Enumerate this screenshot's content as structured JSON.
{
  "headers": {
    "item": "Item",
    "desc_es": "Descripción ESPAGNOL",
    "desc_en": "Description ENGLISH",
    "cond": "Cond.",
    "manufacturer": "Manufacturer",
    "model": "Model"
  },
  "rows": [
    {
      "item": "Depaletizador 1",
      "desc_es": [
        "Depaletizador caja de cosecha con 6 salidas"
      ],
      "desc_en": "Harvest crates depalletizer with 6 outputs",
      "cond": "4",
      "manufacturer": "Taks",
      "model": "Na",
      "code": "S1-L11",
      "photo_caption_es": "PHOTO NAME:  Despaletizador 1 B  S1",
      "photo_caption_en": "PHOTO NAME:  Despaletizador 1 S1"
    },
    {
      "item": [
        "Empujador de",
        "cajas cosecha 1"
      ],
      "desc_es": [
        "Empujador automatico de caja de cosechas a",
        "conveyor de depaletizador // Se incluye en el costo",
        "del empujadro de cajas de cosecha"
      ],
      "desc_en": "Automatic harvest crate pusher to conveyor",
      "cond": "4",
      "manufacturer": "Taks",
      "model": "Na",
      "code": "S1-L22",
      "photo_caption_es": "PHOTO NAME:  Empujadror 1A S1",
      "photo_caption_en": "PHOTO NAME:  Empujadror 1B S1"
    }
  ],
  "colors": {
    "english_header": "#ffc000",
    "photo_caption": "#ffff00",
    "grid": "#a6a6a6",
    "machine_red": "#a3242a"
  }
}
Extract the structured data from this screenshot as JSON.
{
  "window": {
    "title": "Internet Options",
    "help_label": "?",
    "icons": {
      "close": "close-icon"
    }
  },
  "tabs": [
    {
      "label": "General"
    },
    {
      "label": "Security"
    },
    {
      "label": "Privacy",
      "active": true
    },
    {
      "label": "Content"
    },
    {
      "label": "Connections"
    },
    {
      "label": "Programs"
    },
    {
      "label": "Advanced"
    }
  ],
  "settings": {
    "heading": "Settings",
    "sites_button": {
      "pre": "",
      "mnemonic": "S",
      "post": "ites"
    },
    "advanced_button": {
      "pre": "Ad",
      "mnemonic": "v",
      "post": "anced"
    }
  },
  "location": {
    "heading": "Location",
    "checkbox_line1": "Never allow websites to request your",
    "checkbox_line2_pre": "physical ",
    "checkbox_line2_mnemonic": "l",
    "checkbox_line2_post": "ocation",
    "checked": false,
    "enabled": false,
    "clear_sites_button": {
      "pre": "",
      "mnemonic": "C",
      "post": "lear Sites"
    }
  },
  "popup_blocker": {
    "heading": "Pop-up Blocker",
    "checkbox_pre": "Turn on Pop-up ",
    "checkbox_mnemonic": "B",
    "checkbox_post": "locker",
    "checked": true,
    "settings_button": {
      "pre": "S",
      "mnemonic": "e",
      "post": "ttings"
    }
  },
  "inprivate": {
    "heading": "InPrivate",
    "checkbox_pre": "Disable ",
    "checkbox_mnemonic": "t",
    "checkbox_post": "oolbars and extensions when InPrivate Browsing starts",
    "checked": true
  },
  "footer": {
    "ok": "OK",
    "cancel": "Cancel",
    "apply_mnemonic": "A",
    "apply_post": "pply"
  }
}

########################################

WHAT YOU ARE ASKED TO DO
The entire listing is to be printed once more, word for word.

RESULT OF THE TASK
Enumerate this screenshot's content as structured JSON.
{
  "headers": {
    "item": "Item",
    "desc_es": "Descripción ESPAGNOL",
    "desc_en": "Description ENGLISH",
    "cond": "Cond.",
    "manufacturer": "Manufacturer",
    "model": "Model"
  },
  "rows": [
    {
      "item": "Depaletizador 1",
      "desc_es": [
        "Depaletizador caja de cosecha con 6 salidas"
      ],
      "desc_en": "Harvest crates depalletizer with 6 outputs",
      "cond": "4",
      "manufacturer": "Taks",
      "model": "Na",
      "code": "S1-L11",
      "photo_caption_es": "PHOTO NAME:  Despaletizador 1 B  S1",
      "photo_caption_en": "PHOTO NAME:  Despaletizador 1 S1"
    },
    {
      "item": [
        "Empujador de",
        "cajas cosecha 1"
      ],
      "desc_es": [
        "Empujador automatico de caja de cosechas a",
        "conveyor de depaletizador // Se incluye en el costo",
        "del empujadro de cajas de cosecha"
      ],
      "desc_en": "Automatic harvest crate pusher to conveyor",
      "cond": "4",
      "manufacturer": "Taks",
      "model": "Na",
      "code": "S1-L22",
      "photo_caption_es": "PHOTO NAME:  Empujadror 1A S1",
      "photo_caption_en": "PHOTO NAME:  Empujadror 1B S1"
    }
  ],
  "colors": {
    "english_header": "#ffc000",
    "photo_caption": "#ffff00",
    "grid": "#a6a6a6",
    "machine_red": "#a3242a"
  }
}
Extract the structured data from this screenshot as JSON.
{
  "window": {
    "title": "Internet Options",
    "help_label": "?",
    "icons": {
      "close": "close-icon"
    }
  },
  "tabs": [
    {
      "label": "General"
    },
    {
      "label": "Security"
    },
    {
      "label": "Privacy",
      "active": true
    },
    {
      "label": "Content"
    },
    {
      "label": "Connections"
    },
    {
      "label": "Programs"
    },
    {
      "label": "Advanced"
    }
  ],
  "settings": {
    "heading": "Settings",
    "sites_button": {
      "pre": "",
      "mnemonic": "S",
      "post": "ites"
    },
    "advanced_button": {
      "pre": "Ad",
      "mnemonic": "v",
      "post": "anced"
    }
  },
  "location": {
    "heading": "Location",
    "checkbox_line1": "Never allow websites to request your",
    "checkbox_line2_pre": "physical ",
    "checkbox_line2_mnemonic": "l",
    "checkbox_line2_post": "ocation",
    "checked": false,
    "enabled": false,
    "clear_sites_button": {
      "pre": "",
      "mnemonic": "C",
      "post": "lear Sites"
    }
  },
  "popup_blocker": {
    "heading": "Pop-up Blocker",
    "checkbox_pre": "Turn on Pop-up ",
    "checkbox_mnemonic": "B",
    "checkbox_post": "locker",
    "checked": true,
    "settings_button": {
      "pre": "S",
      "mnemonic": "e",
      "post": "ttings"
    }
  },
  "inprivate": {
    "heading": "InPrivate",
    "checkbox_pre": "Disable ",
    "checkbox_mnemonic": "t",
    "checkbox_post": "oolbars and extensions when InPrivate Browsing starts",
    "checked": true
  },
  "footer": {
    "ok": "OK",
    "cancel": "Cancel",
    "apply_mnemonic": "A",
    "apply_post": "pply"
  }
}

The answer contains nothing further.